Coroner Kui Pours Wine in the Dark
by Arlene Ang
He knows his wife beds other men.
Lately, she speaks in high tones,
chopsticks burnt rice into his bowl.
Soup penetrates his skin with burns.
Mornings he cremates bodies.
The soot in his nose is mortality,
the hand pushing him away at night,
the ire in her voice at the mention of love.
A scar shelters his lost face.
He heats the wine, nails stained
from igniting sacrificial paper money.
Is this how the dead catch fire, the odor
of flesh hushing the air like claws?
Pacing, he drinks several cups,
fondles the his father's axe on the wall.
Come winter, his arms will draw
strength from its handle,
his fingers becoming blade.
Upstairs his wife turns in her sleep,
the bed creaks like joint pain. For now,
he considers her head, the warmth
that rests in a thousand bone splinters.
Single Hung Window
by Arlene Ang

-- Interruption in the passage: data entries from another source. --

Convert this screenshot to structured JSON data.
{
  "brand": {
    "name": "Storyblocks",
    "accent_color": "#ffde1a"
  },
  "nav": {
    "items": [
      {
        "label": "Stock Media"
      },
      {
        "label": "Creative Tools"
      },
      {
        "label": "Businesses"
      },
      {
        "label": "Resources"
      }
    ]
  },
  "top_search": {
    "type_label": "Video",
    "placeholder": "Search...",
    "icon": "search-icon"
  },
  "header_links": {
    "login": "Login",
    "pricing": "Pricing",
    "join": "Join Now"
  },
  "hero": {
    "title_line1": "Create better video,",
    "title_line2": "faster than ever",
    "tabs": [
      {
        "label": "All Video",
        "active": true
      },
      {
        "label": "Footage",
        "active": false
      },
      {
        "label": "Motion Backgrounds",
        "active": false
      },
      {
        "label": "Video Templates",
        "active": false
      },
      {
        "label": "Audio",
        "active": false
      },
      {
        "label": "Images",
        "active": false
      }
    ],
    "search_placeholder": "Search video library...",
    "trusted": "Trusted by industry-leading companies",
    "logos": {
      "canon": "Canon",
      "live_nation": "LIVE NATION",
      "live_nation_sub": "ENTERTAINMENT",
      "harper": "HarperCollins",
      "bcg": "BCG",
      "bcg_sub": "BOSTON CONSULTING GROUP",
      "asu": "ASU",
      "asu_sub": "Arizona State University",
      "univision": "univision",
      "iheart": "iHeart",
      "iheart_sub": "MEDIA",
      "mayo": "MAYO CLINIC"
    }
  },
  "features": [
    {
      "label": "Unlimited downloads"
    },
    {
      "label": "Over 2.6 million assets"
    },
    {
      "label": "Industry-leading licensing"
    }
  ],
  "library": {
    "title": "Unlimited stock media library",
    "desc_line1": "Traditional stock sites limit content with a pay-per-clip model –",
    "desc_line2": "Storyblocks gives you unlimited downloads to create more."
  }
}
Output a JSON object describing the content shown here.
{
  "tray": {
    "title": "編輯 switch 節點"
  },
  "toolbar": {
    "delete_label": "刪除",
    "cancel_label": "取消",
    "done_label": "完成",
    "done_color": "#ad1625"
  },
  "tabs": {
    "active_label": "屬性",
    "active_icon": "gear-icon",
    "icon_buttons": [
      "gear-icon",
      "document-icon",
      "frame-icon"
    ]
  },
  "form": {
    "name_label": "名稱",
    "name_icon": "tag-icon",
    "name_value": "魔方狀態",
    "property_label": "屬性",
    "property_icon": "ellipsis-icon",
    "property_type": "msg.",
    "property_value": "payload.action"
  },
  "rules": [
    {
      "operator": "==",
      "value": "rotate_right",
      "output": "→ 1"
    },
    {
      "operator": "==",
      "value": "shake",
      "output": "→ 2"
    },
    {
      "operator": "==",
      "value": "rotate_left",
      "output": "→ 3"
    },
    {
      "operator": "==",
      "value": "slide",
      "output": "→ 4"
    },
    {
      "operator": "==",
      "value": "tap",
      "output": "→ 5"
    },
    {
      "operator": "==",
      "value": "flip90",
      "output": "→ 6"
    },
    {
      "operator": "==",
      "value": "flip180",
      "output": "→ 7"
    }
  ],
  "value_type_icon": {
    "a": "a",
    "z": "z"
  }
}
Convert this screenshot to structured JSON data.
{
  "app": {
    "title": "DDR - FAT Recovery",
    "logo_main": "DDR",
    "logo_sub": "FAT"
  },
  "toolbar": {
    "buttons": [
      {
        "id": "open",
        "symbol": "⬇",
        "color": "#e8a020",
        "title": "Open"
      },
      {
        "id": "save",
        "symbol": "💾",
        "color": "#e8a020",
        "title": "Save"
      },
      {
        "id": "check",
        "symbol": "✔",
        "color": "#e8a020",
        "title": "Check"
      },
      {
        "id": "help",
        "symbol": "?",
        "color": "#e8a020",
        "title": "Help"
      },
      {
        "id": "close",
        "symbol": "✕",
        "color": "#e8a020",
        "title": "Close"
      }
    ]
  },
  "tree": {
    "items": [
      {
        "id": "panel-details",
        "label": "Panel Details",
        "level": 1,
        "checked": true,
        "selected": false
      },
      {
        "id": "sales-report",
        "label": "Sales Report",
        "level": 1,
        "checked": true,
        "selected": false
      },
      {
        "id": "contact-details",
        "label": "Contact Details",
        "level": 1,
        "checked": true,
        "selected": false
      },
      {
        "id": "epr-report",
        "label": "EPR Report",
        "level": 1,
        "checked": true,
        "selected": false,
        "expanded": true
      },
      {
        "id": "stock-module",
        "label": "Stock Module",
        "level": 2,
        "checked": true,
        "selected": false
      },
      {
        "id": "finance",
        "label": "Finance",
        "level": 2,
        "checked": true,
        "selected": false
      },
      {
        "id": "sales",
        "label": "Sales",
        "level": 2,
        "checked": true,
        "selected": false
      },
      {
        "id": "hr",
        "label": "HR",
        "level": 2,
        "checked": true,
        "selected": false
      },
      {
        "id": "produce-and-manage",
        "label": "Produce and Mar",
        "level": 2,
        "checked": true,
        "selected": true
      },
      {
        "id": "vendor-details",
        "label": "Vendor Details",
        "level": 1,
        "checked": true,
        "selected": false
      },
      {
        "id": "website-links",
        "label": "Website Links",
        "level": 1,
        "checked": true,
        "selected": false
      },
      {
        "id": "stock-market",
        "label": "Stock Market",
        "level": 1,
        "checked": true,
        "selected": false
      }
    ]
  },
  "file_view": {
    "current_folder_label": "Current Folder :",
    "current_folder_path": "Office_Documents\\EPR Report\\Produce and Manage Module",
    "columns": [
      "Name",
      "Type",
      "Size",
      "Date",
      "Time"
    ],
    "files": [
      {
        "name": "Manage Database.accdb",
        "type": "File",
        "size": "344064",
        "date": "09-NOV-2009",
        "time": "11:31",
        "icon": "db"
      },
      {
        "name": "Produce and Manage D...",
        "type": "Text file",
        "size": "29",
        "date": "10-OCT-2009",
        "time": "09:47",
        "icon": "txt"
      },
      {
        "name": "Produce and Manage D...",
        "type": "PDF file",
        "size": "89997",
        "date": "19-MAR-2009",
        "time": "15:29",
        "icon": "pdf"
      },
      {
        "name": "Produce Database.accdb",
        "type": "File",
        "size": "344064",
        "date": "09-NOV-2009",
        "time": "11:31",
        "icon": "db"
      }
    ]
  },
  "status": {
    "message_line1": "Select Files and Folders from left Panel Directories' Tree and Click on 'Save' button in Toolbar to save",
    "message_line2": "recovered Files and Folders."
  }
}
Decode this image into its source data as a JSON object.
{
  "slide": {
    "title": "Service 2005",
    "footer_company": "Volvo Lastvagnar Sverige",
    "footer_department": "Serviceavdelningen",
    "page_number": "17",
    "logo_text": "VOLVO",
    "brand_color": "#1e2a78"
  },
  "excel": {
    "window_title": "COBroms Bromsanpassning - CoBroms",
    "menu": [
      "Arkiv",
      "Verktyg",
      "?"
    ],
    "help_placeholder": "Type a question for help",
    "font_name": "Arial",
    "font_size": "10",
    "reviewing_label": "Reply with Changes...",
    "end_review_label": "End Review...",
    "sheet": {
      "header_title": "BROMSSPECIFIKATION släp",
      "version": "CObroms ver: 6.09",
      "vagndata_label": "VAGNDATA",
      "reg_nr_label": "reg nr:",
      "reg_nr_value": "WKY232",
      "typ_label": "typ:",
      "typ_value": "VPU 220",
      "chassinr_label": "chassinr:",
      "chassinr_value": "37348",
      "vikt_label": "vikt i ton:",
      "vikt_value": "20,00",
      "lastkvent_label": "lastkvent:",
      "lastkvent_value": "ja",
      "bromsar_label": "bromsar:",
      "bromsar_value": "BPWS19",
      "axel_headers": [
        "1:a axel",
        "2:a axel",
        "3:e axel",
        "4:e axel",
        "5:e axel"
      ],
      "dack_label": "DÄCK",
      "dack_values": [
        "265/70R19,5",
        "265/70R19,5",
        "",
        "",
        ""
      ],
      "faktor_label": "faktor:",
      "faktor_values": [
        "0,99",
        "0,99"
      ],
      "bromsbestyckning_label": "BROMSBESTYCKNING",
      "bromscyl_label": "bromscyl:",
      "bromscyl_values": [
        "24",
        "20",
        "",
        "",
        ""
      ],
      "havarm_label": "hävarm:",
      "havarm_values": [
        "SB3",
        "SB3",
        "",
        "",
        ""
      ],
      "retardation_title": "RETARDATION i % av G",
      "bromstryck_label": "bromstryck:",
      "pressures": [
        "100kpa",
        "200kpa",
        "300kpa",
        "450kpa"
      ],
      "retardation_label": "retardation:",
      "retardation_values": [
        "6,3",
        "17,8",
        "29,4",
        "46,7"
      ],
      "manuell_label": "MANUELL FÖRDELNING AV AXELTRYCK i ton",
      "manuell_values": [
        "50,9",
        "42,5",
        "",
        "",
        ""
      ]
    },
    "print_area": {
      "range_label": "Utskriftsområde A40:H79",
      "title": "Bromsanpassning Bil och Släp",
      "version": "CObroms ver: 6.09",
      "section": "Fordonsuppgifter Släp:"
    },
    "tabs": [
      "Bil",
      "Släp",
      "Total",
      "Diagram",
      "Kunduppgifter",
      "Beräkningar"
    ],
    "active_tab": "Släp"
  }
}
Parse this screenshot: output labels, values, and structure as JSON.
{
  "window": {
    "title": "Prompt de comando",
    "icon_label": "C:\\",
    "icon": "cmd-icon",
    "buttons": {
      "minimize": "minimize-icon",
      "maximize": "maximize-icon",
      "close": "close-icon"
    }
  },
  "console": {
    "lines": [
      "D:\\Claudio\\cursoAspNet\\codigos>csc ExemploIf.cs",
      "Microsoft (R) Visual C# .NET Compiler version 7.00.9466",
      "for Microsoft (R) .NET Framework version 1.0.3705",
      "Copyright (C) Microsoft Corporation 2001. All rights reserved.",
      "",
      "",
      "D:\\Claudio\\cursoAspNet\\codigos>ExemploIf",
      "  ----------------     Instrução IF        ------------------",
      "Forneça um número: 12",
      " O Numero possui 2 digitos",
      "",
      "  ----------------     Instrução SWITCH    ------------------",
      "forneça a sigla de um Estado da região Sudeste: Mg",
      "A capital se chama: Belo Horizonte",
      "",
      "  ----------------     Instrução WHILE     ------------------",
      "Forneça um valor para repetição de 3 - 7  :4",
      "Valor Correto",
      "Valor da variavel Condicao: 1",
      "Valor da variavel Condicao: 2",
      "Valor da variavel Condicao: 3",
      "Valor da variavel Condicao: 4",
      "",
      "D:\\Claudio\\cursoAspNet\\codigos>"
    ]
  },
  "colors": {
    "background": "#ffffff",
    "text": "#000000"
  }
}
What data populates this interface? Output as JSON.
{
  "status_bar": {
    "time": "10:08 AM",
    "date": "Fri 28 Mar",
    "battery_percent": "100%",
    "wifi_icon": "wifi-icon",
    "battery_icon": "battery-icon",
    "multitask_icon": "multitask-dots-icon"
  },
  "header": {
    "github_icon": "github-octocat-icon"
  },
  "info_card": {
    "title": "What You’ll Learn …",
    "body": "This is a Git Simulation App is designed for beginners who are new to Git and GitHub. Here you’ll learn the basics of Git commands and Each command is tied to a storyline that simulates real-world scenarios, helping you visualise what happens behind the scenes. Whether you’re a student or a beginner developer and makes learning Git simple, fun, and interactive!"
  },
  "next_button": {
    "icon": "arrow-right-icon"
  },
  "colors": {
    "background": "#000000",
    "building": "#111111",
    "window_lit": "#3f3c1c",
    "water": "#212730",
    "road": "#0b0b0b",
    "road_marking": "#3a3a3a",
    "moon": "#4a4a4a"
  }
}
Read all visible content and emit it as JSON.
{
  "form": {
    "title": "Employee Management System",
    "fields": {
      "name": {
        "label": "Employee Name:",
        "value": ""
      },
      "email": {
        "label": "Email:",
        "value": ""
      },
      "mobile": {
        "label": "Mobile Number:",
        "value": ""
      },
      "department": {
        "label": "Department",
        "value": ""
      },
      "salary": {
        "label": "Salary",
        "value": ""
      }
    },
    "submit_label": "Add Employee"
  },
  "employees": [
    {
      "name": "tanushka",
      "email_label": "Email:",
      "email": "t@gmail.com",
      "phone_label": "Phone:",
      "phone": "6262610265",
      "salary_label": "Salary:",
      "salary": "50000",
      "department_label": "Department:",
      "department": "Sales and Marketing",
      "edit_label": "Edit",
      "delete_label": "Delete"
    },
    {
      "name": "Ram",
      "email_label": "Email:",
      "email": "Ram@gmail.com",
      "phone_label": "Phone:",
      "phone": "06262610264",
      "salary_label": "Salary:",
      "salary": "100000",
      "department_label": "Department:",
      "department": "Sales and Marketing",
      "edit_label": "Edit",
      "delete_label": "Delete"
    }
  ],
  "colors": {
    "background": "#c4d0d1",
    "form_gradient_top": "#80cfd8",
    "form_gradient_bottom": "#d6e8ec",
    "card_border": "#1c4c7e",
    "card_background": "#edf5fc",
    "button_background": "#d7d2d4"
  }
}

Some days a stillness permeates
the room. Like bay ghosts, they enter,
hands intertwined. Sunlight from
window casts a rhombus on
the sideboard pushed against the sill.
The four-poster covets space
like ship inside a bottle. Her daughter
follows the indolent dance of sailboats
through the glass pane, licks
dryness from her lips, imagines salt.
Her brother contemplates the reading
glasses on the table. Last winter
he learned how magnifying lenses
spark fire. He swallows hard.
A day nurse blocks the threshold.